Eighty years ago, the balloons were instead weird animals and dead-eyed people.
To sleep, perchance to freak out some fellow commuters.
The National Trust for Historic Preservation has assembled a fantastic collection of art and tagging, including a face from 1777 drawn in a British soldier's blood.
How the introduction of new technology led the entire country to take basically the same photograph.
Examples of just how difficult it is for children around the world to access education
It's a faithful, NASA-guided model of our solar system's burning star (just 100 million times smaller).
The city's "emerald necklace" is a 1,100-acre chain of green spaces connecting the Boston Common to five additional parks and an arboretum.
Good luck trying to place a call in this booth-cum-aquarium.
Like a church tower used for hiding from the Nazis, and a paved-over river full of colossal spiderwebs.
Photographer Manuel Alvarez Diestro gives these monolithic boneyards a grim celebration.
The headquarters of the Communist Party's official newspaper is getting a golden coating in preparation for its debut.
The MTA's own operators are some of the system's most talented, and most prolific, chroniclers.
Fifty years after its destruction, the iconic building is gone but not forgotten.
Hey, is that field staring at me?
Birdhouse apartments, hanging human-sized nests, and other wonders are all featured in a gorgeous new book by Barcelona-based Loft Publications.
Photographer Philip Jarmain has spent years slipping into Detroit's historically significant abandoned spaces, now prey to scrap thieves, fire bombers, and municipal bulldozers.
Ciudad Caribia, built from scratch under the watch of Venezuela's late president, has many, many problems.
A new book invites Bill Clinton, Zadie Smith and more to explain what draws them to their favorite urban green space.

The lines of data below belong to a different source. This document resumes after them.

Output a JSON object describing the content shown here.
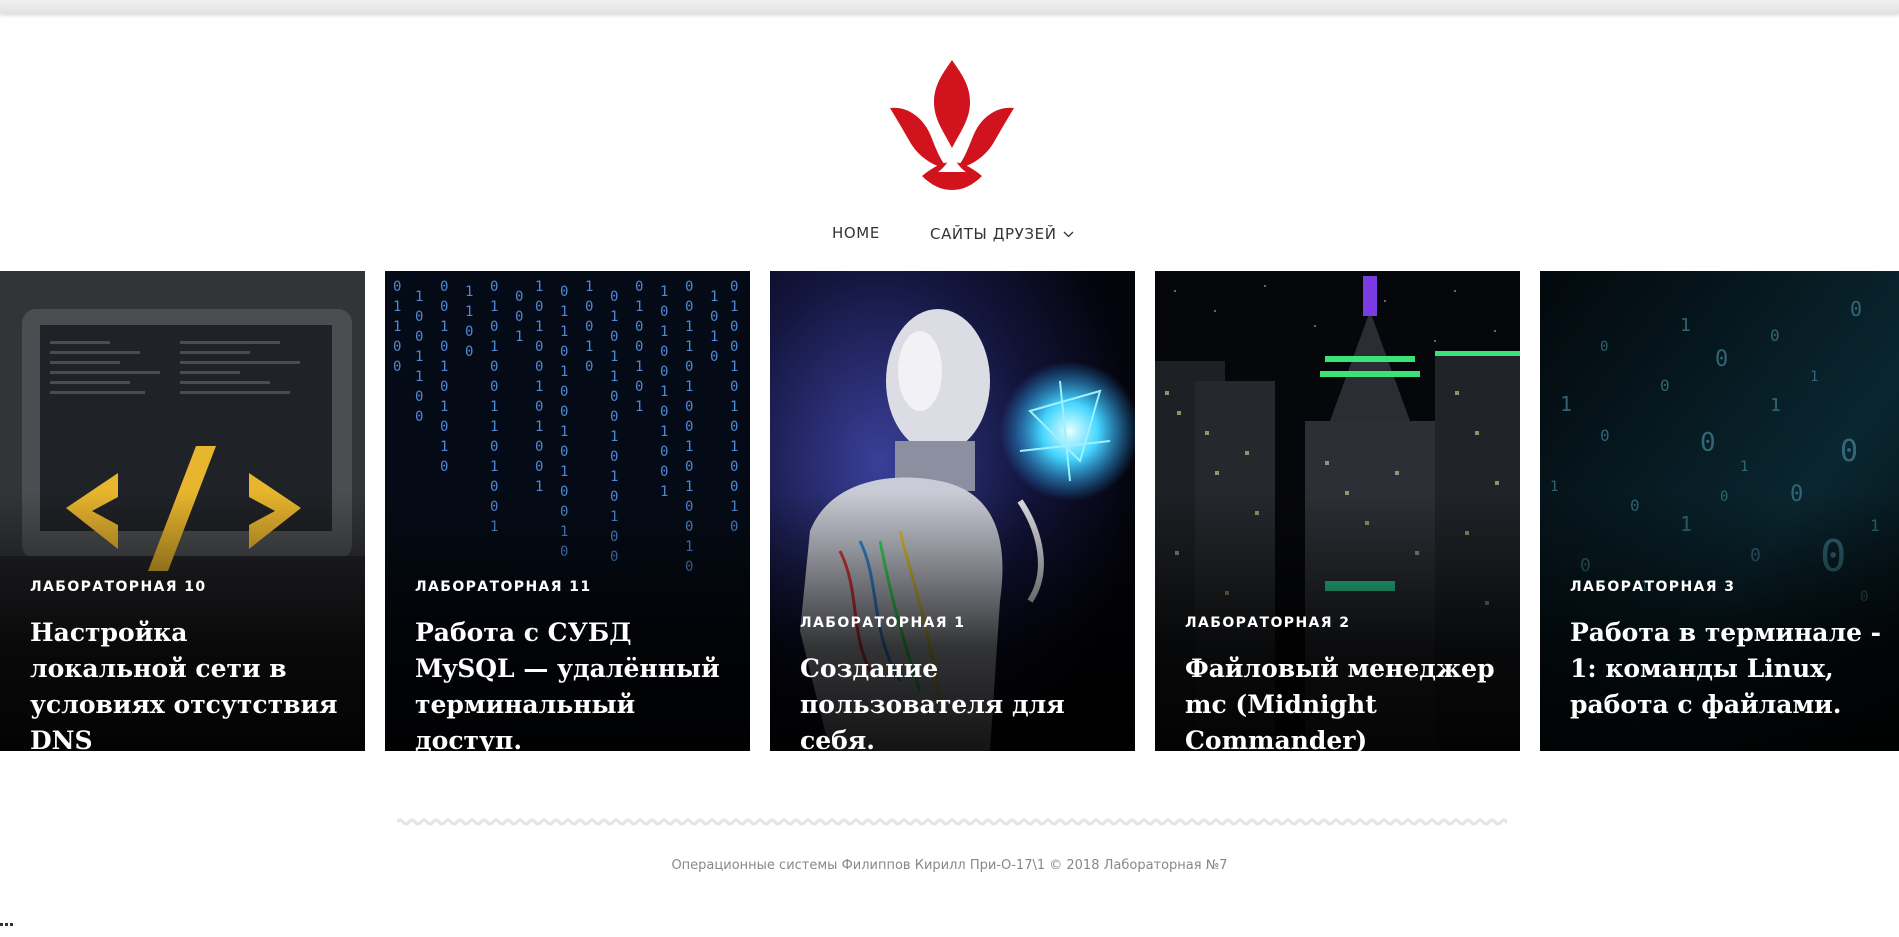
{
  "colors": {
    "brand": "#d0131d",
    "accent_code": "#e8b52e",
    "footer_text": "#888888"
  },
  "logo": {
    "icon": "fleur-de-lis-icon"
  },
  "nav": {
    "home_label": "HOME",
    "friends_label": "САЙТЫ ДРУЗЕЙ",
    "friends_icon": "chevron-down-icon"
  },
  "posts": [
    {
      "category": "ЛАБОРАТОРНАЯ 10",
      "title": "Настройка локальной сети в условиях отсутствия DNS",
      "image": "laptop-code-icon"
    },
    {
      "category": "ЛАБОРАТОРНАЯ 11",
      "title": "Работа с СУБД MySQL — удалённый терминальный доступ.",
      "image": "binary-rain-icon"
    },
    {
      "category": "ЛАБОРАТОРНАЯ 1",
      "title": "Создание пользователя для себя.",
      "image": "robot-icon"
    },
    {
      "category": "ЛАБОРАТОРНАЯ 2",
      "title": "Файловый менеджер mc (Midnight Commander)",
      "image": "night-city-icon"
    },
    {
      "category": "ЛАБОРАТОРНАЯ 3",
      "title": "Работа в терминале - 1: команды Linux, работа с файлами.",
      "image": "binary-digits-icon"
    }
  ],
  "footer": {
    "text": "Операционные системы Филиппов Кирилл При-О-17\\1 © 2018 Лабораторная №7"
  }
}
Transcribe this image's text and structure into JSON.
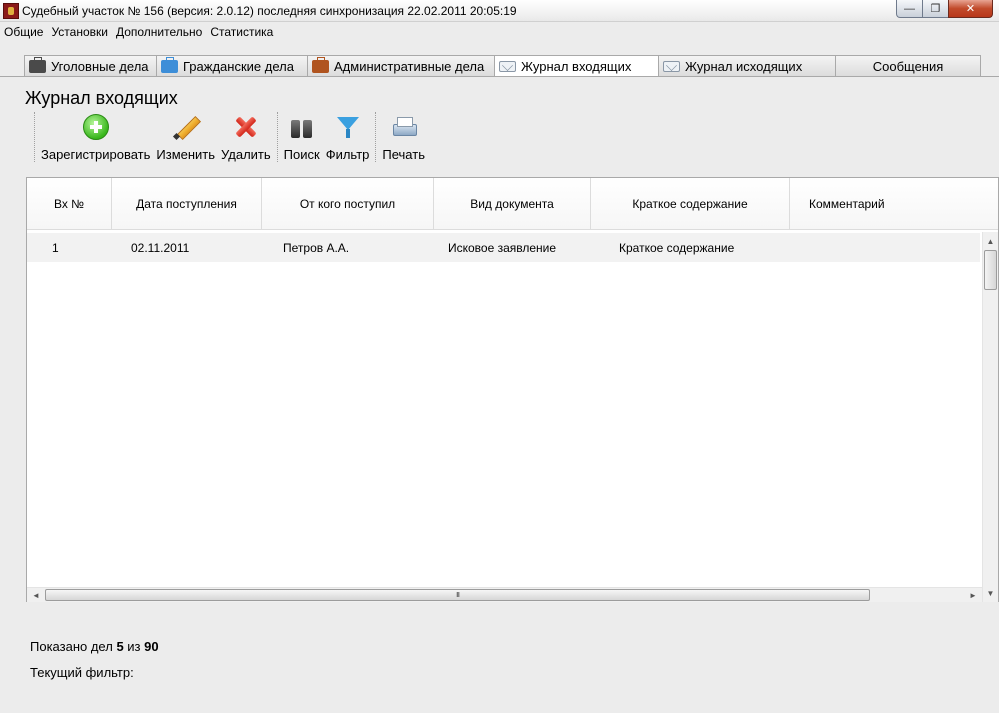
{
  "window": {
    "title": "Судебный участок № 156 (версия: 2.0.12) последняя синхронизация 22.02.2011 20:05:19",
    "minimize_glyph": "—",
    "maximize_glyph": "❐",
    "close_glyph": "✕"
  },
  "menu": {
    "items": [
      "Общие",
      "Установки",
      "Дополнительно",
      "Статистика"
    ]
  },
  "tabs": [
    {
      "label": "Уголовные дела",
      "icon": "briefcase-dark-icon",
      "active": false
    },
    {
      "label": "Гражданские дела",
      "icon": "briefcase-blue-icon",
      "active": false
    },
    {
      "label": "Административные дела",
      "icon": "briefcase-brown-icon",
      "active": false
    },
    {
      "label": "Журнал входящих",
      "icon": "envelope-icon",
      "active": true
    },
    {
      "label": "Журнал исходящих",
      "icon": "envelope-icon",
      "active": false
    },
    {
      "label": "Сообщения",
      "icon": "",
      "active": false
    }
  ],
  "page": {
    "title": "Журнал входящих"
  },
  "toolbar": {
    "register_label": "Зарегистрировать",
    "edit_label": "Изменить",
    "delete_label": "Удалить",
    "search_label": "Поиск",
    "filter_label": "Фильтр",
    "print_label": "Печать"
  },
  "table": {
    "columns": [
      "Вх №",
      "Дата поступления",
      "От кого поступил",
      "Вид документа",
      "Краткое содержание",
      "Комментарий"
    ],
    "rows": [
      [
        "1",
        "02.11.2011",
        "Петров А.А.",
        "Исковое заявление",
        "Краткое содержание",
        ""
      ]
    ]
  },
  "scrollbars": {
    "up_glyph": "▲",
    "down_glyph": "▼",
    "left_glyph": "◄",
    "right_glyph": "►",
    "grip_glyph": "III"
  },
  "footer": {
    "count_prefix": "Показано дел",
    "shown": "5",
    "count_of": "из",
    "total": "90",
    "filter_label": "Текущий фильтр:"
  },
  "colors": {
    "window_bg": "#ececec",
    "close_button": "#c14a2b",
    "row_highlight": "#f2f2f2"
  }
}
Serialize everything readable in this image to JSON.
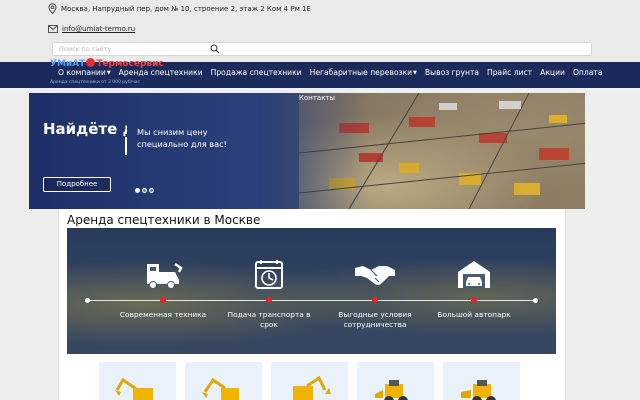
{
  "contact": {
    "address": "Москва, Напрудный пер, дом № 10, строение 2, этаж 2 Ком 4 Рм 1Е",
    "email": "info@umiat-termo.ru"
  },
  "search": {
    "placeholder": "Поиск по сайту"
  },
  "logo": {
    "part1": "УМиАТ",
    "part2": "Термосервис",
    "tagline": "Аренда спецтехники от 3 000 руб/час"
  },
  "nav": {
    "items": [
      {
        "label": "О компании",
        "caret": "▼"
      },
      {
        "label": "Аренда спецтехники"
      },
      {
        "label": "Продажа спецтехники"
      },
      {
        "label": "Негабаритные перевозки",
        "caret": "▼"
      },
      {
        "label": "Вывоз грунта"
      },
      {
        "label": "Прайс лист"
      },
      {
        "label": "Акции"
      },
      {
        "label": "Оплата"
      }
    ],
    "extra": "Контакты"
  },
  "banner": {
    "title": "Найдёте дешевле",
    "subtitle": "Мы снизим цену специально для вас!",
    "button": "Подробнее",
    "slides": 3,
    "active_slide": 1
  },
  "main": {
    "title": "Аренда спецтехники в Москве",
    "features": [
      {
        "icon": "truck-icon",
        "text": "Современная техника"
      },
      {
        "icon": "calendar-clock-icon",
        "text": "Подача транспорта в срок"
      },
      {
        "icon": "handshake-icon",
        "text": "Выгодные условия сотрудничества"
      },
      {
        "icon": "garage-icon",
        "text": "Большой автопарк"
      }
    ]
  },
  "thumbs": [
    "excavator-icon",
    "excavator-icon",
    "excavator-icon",
    "loader-icon",
    "loader-icon"
  ],
  "colors": {
    "nav": "#1b2a5b",
    "accent_red": "#e22222",
    "logo_blue": "#5fa0ff"
  }
}
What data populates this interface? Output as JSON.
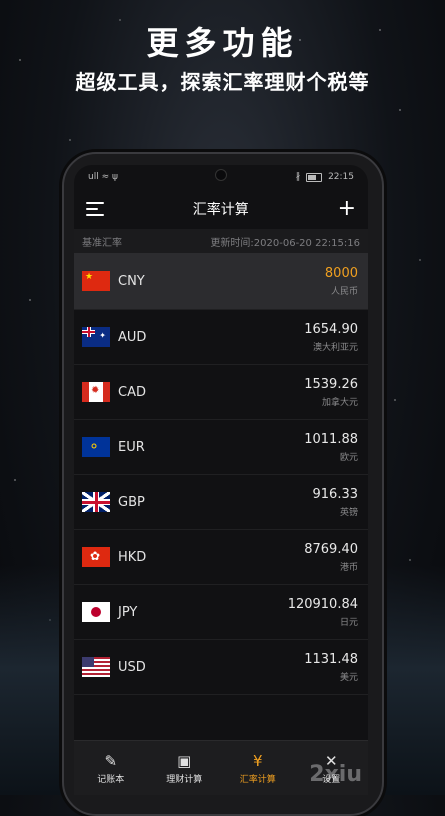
{
  "promo": {
    "headline": "更多功能",
    "subline": "超级工具，探索汇率理财个税等"
  },
  "status_bar": {
    "left_icons": "ull ≈ ψ",
    "time": "22:15",
    "bluetooth": "∦"
  },
  "app_bar": {
    "title": "汇率计算",
    "add": "+"
  },
  "base_row": {
    "label": "基准汇率",
    "updated": "更新时间:2020-06-20 22:15:16"
  },
  "currencies": [
    {
      "code": "CNY",
      "amount": "8000",
      "name": "人民币",
      "flag": "cn-flag-icon",
      "active": true
    },
    {
      "code": "AUD",
      "amount": "1654.90",
      "name": "澳大利亚元",
      "flag": "au-flag-icon"
    },
    {
      "code": "CAD",
      "amount": "1539.26",
      "name": "加拿大元",
      "flag": "ca-flag-icon"
    },
    {
      "code": "EUR",
      "amount": "1011.88",
      "name": "欧元",
      "flag": "eu-flag-icon"
    },
    {
      "code": "GBP",
      "amount": "916.33",
      "name": "英镑",
      "flag": "gb-flag-icon"
    },
    {
      "code": "HKD",
      "amount": "8769.40",
      "name": "港币",
      "flag": "hk-flag-icon"
    },
    {
      "code": "JPY",
      "amount": "120910.84",
      "name": "日元",
      "flag": "jp-flag-icon"
    },
    {
      "code": "USD",
      "amount": "1131.48",
      "name": "美元",
      "flag": "us-flag-icon"
    }
  ],
  "tabs": [
    {
      "label": "记账本",
      "icon": "edit-icon",
      "glyph": "✎"
    },
    {
      "label": "理财计算",
      "icon": "banknote-icon",
      "glyph": "▣"
    },
    {
      "label": "汇率计算",
      "icon": "yen-icon",
      "glyph": "¥",
      "active": true
    },
    {
      "label": "设置",
      "icon": "wrench-icon",
      "glyph": "✕"
    }
  ],
  "watermark": "2xiu",
  "colors": {
    "accent": "#f0a020",
    "background": "#111113",
    "active_row": "#2c2c2f"
  }
}
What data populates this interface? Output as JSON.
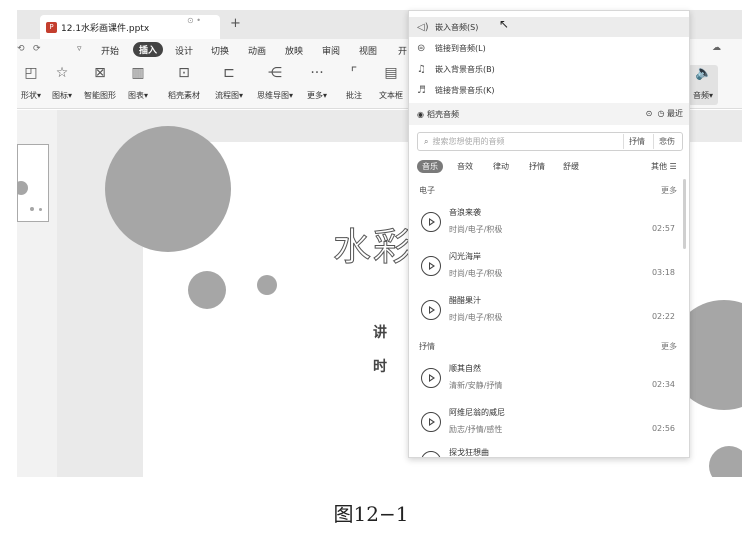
{
  "tab": {
    "title": "12.1水彩画课件.pptx",
    "add": "+"
  },
  "menubar": {
    "quick_access": [
      "⟲",
      "⟳",
      "▿"
    ],
    "items": [
      "开始",
      "插入",
      "设计",
      "切换",
      "动画",
      "放映",
      "审阅",
      "视图",
      "开"
    ],
    "active": "插入"
  },
  "ribbon": {
    "buttons": [
      {
        "label": "形状▾",
        "icon": "shape-icon"
      },
      {
        "label": "图标▾",
        "icon": "icons-icon"
      },
      {
        "label": "智能图形",
        "icon": "smartart-icon"
      },
      {
        "label": "图表▾",
        "icon": "chart-icon"
      },
      {
        "label": "稻壳素材",
        "icon": "material-icon"
      },
      {
        "label": "流程图▾",
        "icon": "flowchart-icon"
      },
      {
        "label": "思维导图▾",
        "icon": "mindmap-icon"
      },
      {
        "label": "更多▾",
        "icon": "more-icon"
      },
      {
        "label": "批注",
        "icon": "comment-icon"
      },
      {
        "label": "文本框",
        "icon": "textbox-icon"
      }
    ],
    "audio_label": "音频▾"
  },
  "slide": {
    "title": "水彩",
    "line1": "讲 师",
    "line2": "时 间"
  },
  "dropdown": {
    "items": [
      {
        "label": "嵌入音频(S)",
        "icon": "speaker-icon"
      },
      {
        "label": "链接到音频(L)",
        "icon": "link-audio-icon"
      },
      {
        "label": "嵌入背景音乐(B)",
        "icon": "music-note-icon"
      },
      {
        "label": "链接背景音乐(K)",
        "icon": "music-link-icon"
      }
    ],
    "section_title": "稻壳音频",
    "recent": "最近",
    "search_placeholder": "搜索您想使用的音频",
    "search_tags": [
      "抒情",
      "悲伤"
    ],
    "categories": [
      "音乐",
      "音效",
      "律动",
      "抒情",
      "舒缓"
    ],
    "other": "其他 ☰",
    "groups": [
      {
        "name": "电子",
        "more": "更多",
        "tracks": [
          {
            "name": "音浪来袭",
            "genre": "时尚/电子/积极",
            "duration": "02:57"
          },
          {
            "name": "闪光海岸",
            "genre": "时尚/电子/积极",
            "duration": "03:18"
          },
          {
            "name": "醋醋果汁",
            "genre": "时尚/电子/积极",
            "duration": "02:22"
          }
        ]
      },
      {
        "name": "抒情",
        "more": "更多",
        "tracks": [
          {
            "name": "顺其自然",
            "genre": "清新/安静/抒情",
            "duration": "02:34"
          },
          {
            "name": "阿维尼翁的威尼",
            "genre": "励志/抒情/感性",
            "duration": "02:56"
          }
        ]
      }
    ],
    "partial_track": "探戈狂想曲"
  },
  "caption": "图12−1"
}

A visit to Nantes, the French city that's trying to distinguish itself by practically banning cars.